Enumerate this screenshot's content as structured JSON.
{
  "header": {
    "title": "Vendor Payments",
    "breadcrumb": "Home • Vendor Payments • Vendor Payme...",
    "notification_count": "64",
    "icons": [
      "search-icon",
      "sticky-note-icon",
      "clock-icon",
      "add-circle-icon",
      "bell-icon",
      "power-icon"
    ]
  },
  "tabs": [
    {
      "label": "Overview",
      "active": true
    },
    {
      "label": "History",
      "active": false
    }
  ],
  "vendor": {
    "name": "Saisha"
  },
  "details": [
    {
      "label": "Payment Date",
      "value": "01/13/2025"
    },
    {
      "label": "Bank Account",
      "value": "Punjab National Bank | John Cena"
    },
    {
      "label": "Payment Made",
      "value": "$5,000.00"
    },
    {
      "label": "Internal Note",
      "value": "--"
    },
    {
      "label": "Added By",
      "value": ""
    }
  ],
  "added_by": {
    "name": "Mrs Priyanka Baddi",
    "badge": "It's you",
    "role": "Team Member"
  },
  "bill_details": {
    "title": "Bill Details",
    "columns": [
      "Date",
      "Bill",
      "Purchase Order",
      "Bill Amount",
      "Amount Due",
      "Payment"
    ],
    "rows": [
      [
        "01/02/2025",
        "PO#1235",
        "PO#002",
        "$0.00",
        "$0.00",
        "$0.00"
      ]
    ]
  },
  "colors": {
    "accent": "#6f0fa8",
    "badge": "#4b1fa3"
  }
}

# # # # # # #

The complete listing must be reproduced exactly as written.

Enumerate this screenshot's content as structured JSON.
{
  "header": {
    "title": "Vendor Payments",
    "breadcrumb": "Home • Vendor Payments • Vendor Payme...",
    "notification_count": "64",
    "icons": [
      "search-icon",
      "sticky-note-icon",
      "clock-icon",
      "add-circle-icon",
      "bell-icon",
      "power-icon"
    ]
  },
  "tabs": [
    {
      "label": "Overview",
      "active": true
    },
    {
      "label": "History",
      "active": false
    }
  ],
  "vendor": {
    "name": "Saisha"
  },
  "details": [
    {
      "label": "Payment Date",
      "value": "01/13/2025"
    },
    {
      "label": "Bank Account",
      "value": "Punjab National Bank | John Cena"
    },
    {
      "label": "Payment Made",
      "value": "$5,000.00"
    },
    {
      "label": "Internal Note",
      "value": "--"
    },
    {
      "label": "Added By",
      "value": ""
    }
  ],
  "added_by": {
    "name": "Mrs Priyanka Baddi",
    "badge": "It's you",
    "role": "Team Member"
  },
  "bill_details": {
    "title": "Bill Details",
    "columns": [
      "Date",
      "Bill",
      "Purchase Order",
      "Bill Amount",
      "Amount Due",
      "Payment"
    ],
    "rows": [
      [
        "01/02/2025",
        "PO#1235",
        "PO#002",
        "$0.00",
        "$0.00",
        "$0.00"
      ]
    ]
  },
  "colors": {
    "accent": "#6f0fa8",
    "badge": "#4b1fa3"
  }
}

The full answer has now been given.